The bar shares a building with the French Market Restaurant, though the two quick-service spots are considered two separate dining options.

Jedi Training Academy


October 2006 – present


Tomorrowland – If you take the main path from Main Street USA, you’ll find the Academy on your left, in front of the Tomorrowland Terrace. If you are coming from Fantasyland or if you take the Main Street USA path toward the Matterhorn, you’ll find the Academy on your right, across from the Submarine Voyage.


After the success of Star Wars Weekends in Walt Disney World, Disneyland wanted to increase Star Wars’ presence in Tomorrowland. The previous show at Tomorrowland Terrace, Club Buzz, closed in 2006, making room for a Star Wars show. Just like in Walt Disney World, the Jedi Training Academy became the first audience participation show in Tomorrowland specifically targeted at young children.

Since 2006, the Jedi Training Academy has captivated younger audiences, giving little ones to interact directly with the villains of the Star Wars universe. With its location in the center of Tomorrowland, the Academy draws huge crowds, making this show one of the most consistently popular in Disneyland.


When the show begins, a Jedi master randomly selects little ones from the crowd, naming them official Jedi trainees (padawans). The padawans learn how to use lightsabers, channel the force, and think like Jedi. Once they have completed their training, the padawans test their skills in a battle against stormtroopers, before an ultimate showdown with Darth Vader himself! Finally, the padawans graduate from the Academy, and head back into Tomorrowland as newly minted Jedi.
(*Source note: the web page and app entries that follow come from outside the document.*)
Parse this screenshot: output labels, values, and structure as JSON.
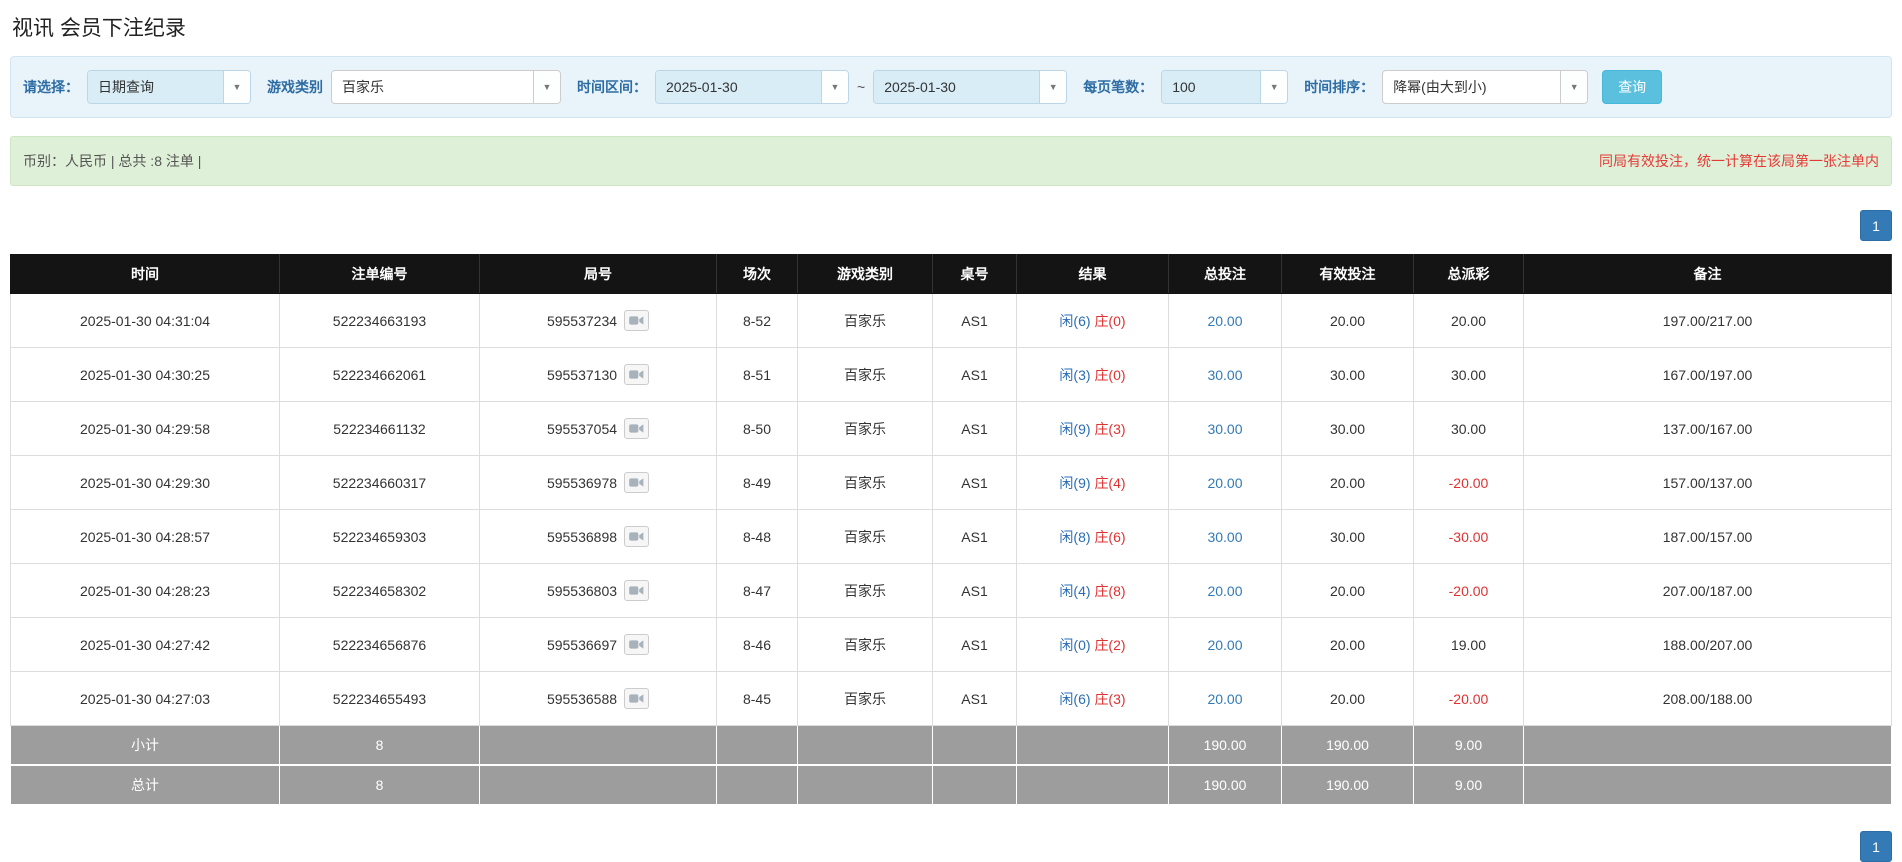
{
  "page": {
    "title": "视讯 会员下注纪录"
  },
  "filters": {
    "select_label": "请选择：",
    "select_value": "日期查询",
    "game_label": "游戏类别",
    "game_value": "百家乐",
    "range_label": "时间区间：",
    "date_from": "2025-01-30",
    "range_separator": "~",
    "date_to": "2025-01-30",
    "per_page_label": "每页笔数：",
    "per_page_value": "100",
    "sort_label": "时间排序：",
    "sort_value": "降幂(由大到小)",
    "search_button": "查询"
  },
  "summary": {
    "left": "币别：人民币 | 总共 :8 注单 |",
    "right": "同局有效投注，统一计算在该局第一张注单内"
  },
  "pagination": {
    "page": "1"
  },
  "icons": {
    "caret": "▼"
  },
  "colors": {
    "accent_blue": "#337ab7",
    "player_blue": "#2a6db5",
    "banker_red": "#e03131",
    "negative_red": "#e03131",
    "header_bg": "#141414",
    "footer_bg": "#9d9d9d",
    "search_btn": "#5bc0de",
    "summary_bg": "#dff0d8",
    "filter_bg": "#e9f3fa"
  },
  "table": {
    "headers": [
      "时间",
      "注单编号",
      "局号",
      "场次",
      "游戏类别",
      "桌号",
      "结果",
      "总投注",
      "有效投注",
      "总派彩",
      "备注"
    ],
    "rows": [
      {
        "time": "2025-01-30 04:31:04",
        "bet_id": "522234663193",
        "round_id": "595537234",
        "session": "8-52",
        "game": "百家乐",
        "table_no": "AS1",
        "result_player": "闲(6)",
        "result_banker": "庄(0)",
        "total_bet": "20.00",
        "valid_bet": "20.00",
        "payout": "20.00",
        "note": "197.00/217.00"
      },
      {
        "time": "2025-01-30 04:30:25",
        "bet_id": "522234662061",
        "round_id": "595537130",
        "session": "8-51",
        "game": "百家乐",
        "table_no": "AS1",
        "result_player": "闲(3)",
        "result_banker": "庄(0)",
        "total_bet": "30.00",
        "valid_bet": "30.00",
        "payout": "30.00",
        "note": "167.00/197.00"
      },
      {
        "time": "2025-01-30 04:29:58",
        "bet_id": "522234661132",
        "round_id": "595537054",
        "session": "8-50",
        "game": "百家乐",
        "table_no": "AS1",
        "result_player": "闲(9)",
        "result_banker": "庄(3)",
        "total_bet": "30.00",
        "valid_bet": "30.00",
        "payout": "30.00",
        "note": "137.00/167.00"
      },
      {
        "time": "2025-01-30 04:29:30",
        "bet_id": "522234660317",
        "round_id": "595536978",
        "session": "8-49",
        "game": "百家乐",
        "table_no": "AS1",
        "result_player": "闲(9)",
        "result_banker": "庄(4)",
        "total_bet": "20.00",
        "valid_bet": "20.00",
        "payout": "-20.00",
        "note": "157.00/137.00"
      },
      {
        "time": "2025-01-30 04:28:57",
        "bet_id": "522234659303",
        "round_id": "595536898",
        "session": "8-48",
        "game": "百家乐",
        "table_no": "AS1",
        "result_player": "闲(8)",
        "result_banker": "庄(6)",
        "total_bet": "30.00",
        "valid_bet": "30.00",
        "payout": "-30.00",
        "note": "187.00/157.00"
      },
      {
        "time": "2025-01-30 04:28:23",
        "bet_id": "522234658302",
        "round_id": "595536803",
        "session": "8-47",
        "game": "百家乐",
        "table_no": "AS1",
        "result_player": "闲(4)",
        "result_banker": "庄(8)",
        "total_bet": "20.00",
        "valid_bet": "20.00",
        "payout": "-20.00",
        "note": "207.00/187.00"
      },
      {
        "time": "2025-01-30 04:27:42",
        "bet_id": "522234656876",
        "round_id": "595536697",
        "session": "8-46",
        "game": "百家乐",
        "table_no": "AS1",
        "result_player": "闲(0)",
        "result_banker": "庄(2)",
        "total_bet": "20.00",
        "valid_bet": "20.00",
        "payout": "19.00",
        "note": "188.00/207.00"
      },
      {
        "time": "2025-01-30 04:27:03",
        "bet_id": "522234655493",
        "round_id": "595536588",
        "session": "8-45",
        "game": "百家乐",
        "table_no": "AS1",
        "result_player": "闲(6)",
        "result_banker": "庄(3)",
        "total_bet": "20.00",
        "valid_bet": "20.00",
        "payout": "-20.00",
        "note": "208.00/188.00"
      }
    ],
    "subtotal": {
      "label": "小计",
      "count": "8",
      "total_bet": "190.00",
      "valid_bet": "190.00",
      "payout": "9.00"
    },
    "grand_total": {
      "label": "总计",
      "count": "8",
      "total_bet": "190.00",
      "valid_bet": "190.00",
      "payout": "9.00"
    }
  }
}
MY RATING: ★★★★☆

The Training Academy is entertaining for the whole family – over-the-top exciting for kids and really adorable to watch for adults. The padawans usually take their training very seriously, and what could possibly beat a lightsaber duel with Darth Vader?

My one complaint about the Jedi Training Academy is the complete lack of a viewing area. Unless you’re in the front row or are lucky enough to score an awesome table at the Tomorrowland Terrace, you really can’t see much of the action. But even so, the Jedi Training Academy is a heart-warming and entertaining live show.


If your child wants to participate in the show, get to the show area roughly 20-30 minutes before the scheduled show time so that you are at the front of the crowd. Selection is random, and up to the discretion of the cast members, so there is no guaranteed method to be chosen. But if you’re at the front and your child is very enthusiastic, you’ll have a decent chance of being picked.


Darth Maul occasionally appears alongside Darth Vader to fight the padawans.

Don’t forget to take your child’s certificate home; it recognizes their official status as a padawan and Academy graduate.